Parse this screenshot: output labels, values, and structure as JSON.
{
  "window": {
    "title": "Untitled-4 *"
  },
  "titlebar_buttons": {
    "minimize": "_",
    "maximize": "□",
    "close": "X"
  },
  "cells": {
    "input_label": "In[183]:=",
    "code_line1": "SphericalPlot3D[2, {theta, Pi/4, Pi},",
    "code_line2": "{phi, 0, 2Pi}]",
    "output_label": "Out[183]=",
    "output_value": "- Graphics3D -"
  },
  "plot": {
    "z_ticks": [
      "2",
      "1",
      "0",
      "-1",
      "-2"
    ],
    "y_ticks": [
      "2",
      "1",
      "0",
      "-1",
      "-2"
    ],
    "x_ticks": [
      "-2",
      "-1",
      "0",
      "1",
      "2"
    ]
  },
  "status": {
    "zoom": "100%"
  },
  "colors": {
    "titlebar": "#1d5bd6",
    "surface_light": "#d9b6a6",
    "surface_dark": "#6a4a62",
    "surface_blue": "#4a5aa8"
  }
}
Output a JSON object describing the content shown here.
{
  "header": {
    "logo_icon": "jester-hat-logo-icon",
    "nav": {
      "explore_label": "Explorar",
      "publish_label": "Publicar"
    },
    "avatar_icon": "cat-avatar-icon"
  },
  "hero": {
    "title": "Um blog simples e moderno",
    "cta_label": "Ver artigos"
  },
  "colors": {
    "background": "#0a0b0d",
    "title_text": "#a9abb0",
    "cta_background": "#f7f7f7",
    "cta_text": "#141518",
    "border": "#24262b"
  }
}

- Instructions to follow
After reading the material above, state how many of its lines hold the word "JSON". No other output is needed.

- Reply
2